The church has been remodelled and extended over the years, with the latest remodelling having been being carried out in 1879 by William Edward Basset Smith.

The church caters for bellringers, organ players, and other interest groups, including U3A and Rotary.

The National Churches Trust, founded in 1953, is an independent charity, which receives no financial support from church authorities or government.

Huw Edwards, broadcaster and journalist and Vice-President of the National Churches Trust said: “The National Churches Trust’s £645,000 funding package is an investment in the future of the UK’s places of worship. Churches, chapels and meeting houses are some of the most beautiful buildings in the country and these grants will help to bring more of them back to their full glory.”

“The National Churches Trusts latest grants help Norman, Medieval and 20th churches, helping us to safeguard over 1,000 years of history.”

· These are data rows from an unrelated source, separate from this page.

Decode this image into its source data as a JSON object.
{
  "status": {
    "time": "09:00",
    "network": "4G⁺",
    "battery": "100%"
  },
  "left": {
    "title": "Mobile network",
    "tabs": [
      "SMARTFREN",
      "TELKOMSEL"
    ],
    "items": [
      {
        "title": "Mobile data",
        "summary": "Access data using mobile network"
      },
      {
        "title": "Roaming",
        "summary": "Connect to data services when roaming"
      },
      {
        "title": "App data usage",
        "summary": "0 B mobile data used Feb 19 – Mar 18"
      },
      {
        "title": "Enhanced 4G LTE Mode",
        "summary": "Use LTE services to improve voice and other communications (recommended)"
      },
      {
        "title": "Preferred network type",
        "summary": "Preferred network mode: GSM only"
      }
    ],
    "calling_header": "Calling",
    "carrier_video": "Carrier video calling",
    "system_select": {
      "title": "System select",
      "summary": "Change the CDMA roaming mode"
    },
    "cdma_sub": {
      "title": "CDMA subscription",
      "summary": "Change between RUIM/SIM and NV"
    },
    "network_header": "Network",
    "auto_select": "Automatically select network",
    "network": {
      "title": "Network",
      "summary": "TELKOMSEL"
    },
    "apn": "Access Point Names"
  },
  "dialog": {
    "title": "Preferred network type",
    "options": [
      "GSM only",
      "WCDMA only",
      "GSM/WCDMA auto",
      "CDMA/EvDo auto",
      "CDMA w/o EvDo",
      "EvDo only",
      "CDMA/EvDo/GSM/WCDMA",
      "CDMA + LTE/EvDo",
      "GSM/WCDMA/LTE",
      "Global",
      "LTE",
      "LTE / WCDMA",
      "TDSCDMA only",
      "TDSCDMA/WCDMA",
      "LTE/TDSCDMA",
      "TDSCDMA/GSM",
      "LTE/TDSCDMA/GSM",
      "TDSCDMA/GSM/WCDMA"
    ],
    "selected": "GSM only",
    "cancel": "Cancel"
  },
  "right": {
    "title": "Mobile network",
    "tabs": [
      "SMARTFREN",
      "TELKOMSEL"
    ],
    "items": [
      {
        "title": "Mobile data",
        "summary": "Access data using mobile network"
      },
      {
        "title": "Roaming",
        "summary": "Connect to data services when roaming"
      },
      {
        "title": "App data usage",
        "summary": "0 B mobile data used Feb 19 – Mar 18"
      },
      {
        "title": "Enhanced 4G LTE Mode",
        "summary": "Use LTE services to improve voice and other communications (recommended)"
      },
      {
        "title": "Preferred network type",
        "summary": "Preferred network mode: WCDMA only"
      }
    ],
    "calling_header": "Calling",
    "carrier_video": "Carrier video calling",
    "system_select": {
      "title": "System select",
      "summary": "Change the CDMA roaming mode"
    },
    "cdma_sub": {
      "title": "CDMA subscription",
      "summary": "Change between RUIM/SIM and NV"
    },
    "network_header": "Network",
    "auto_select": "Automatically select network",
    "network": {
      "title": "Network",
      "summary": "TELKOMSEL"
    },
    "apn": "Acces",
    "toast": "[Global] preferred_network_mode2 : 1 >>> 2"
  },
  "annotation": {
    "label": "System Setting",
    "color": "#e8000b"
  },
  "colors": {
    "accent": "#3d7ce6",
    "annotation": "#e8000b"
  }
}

“As well as being kept beautiful, it is important that places of worship can help local people. That’s why the National Churches Trust’s latest grants also help projects to install kitchens, toilets and to improve access for the elderly and people with disabilities. With modern facilities, churches, chapels and meeting houses become welcoming community hubs, enhancing their public benefit.”

For more information about the trust go to www.nationalchurchestrust.org.